::: ENTRIES PROVIDED

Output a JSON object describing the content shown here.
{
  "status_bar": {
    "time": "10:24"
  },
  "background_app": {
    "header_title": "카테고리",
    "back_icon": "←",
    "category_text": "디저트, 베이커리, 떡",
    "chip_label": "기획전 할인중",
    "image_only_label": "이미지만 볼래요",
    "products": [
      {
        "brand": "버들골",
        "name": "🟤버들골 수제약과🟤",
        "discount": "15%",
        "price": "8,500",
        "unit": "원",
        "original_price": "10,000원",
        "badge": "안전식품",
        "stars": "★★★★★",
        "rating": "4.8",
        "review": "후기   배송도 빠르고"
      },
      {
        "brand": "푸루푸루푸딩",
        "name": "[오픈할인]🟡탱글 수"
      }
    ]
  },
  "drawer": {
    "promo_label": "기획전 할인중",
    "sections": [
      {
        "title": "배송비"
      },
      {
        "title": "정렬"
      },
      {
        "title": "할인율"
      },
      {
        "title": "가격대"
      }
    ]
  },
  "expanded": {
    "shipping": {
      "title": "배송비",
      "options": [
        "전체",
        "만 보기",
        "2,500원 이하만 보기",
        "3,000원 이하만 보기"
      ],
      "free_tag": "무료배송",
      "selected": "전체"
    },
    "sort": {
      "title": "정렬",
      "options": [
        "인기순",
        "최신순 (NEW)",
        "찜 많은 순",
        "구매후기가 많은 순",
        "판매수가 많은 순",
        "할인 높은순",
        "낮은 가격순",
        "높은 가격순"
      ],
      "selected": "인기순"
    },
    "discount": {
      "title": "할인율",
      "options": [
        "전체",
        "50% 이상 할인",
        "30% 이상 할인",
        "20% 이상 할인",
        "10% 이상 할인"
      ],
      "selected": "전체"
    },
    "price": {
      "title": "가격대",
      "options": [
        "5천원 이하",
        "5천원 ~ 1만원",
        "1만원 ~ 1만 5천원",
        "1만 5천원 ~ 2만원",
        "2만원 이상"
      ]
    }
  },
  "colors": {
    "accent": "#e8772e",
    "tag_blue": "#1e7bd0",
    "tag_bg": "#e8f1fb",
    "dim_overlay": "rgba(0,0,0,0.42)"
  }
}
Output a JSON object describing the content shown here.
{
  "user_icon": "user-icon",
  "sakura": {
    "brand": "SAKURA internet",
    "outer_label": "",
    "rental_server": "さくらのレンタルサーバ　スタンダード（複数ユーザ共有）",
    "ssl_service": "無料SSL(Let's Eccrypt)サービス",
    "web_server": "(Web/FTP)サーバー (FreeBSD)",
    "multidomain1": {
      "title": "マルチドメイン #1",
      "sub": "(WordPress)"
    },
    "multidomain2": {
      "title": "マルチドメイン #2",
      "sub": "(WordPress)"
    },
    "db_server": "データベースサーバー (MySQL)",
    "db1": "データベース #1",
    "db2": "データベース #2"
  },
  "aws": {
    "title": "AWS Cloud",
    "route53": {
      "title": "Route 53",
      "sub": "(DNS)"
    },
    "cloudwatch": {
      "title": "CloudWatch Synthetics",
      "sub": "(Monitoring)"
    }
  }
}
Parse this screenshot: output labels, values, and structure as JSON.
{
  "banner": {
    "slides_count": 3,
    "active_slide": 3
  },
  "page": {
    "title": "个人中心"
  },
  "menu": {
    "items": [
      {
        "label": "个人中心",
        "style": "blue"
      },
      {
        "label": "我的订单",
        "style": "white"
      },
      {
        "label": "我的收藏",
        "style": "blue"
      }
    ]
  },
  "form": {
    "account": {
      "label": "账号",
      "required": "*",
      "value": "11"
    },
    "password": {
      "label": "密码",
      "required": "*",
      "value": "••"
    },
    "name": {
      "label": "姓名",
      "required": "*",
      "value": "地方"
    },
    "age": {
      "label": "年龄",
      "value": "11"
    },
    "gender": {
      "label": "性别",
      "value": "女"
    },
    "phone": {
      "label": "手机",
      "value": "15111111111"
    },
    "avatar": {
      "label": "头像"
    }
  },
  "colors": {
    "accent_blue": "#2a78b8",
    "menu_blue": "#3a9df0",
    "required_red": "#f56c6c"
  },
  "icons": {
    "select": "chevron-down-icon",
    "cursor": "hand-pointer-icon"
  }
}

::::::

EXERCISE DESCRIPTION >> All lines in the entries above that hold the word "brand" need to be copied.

RESULT OF THE EXERCISE >>
        "brand": "버들골",
        "brand": "푸루푸루푸딩",
    "brand": "SAKURA internet",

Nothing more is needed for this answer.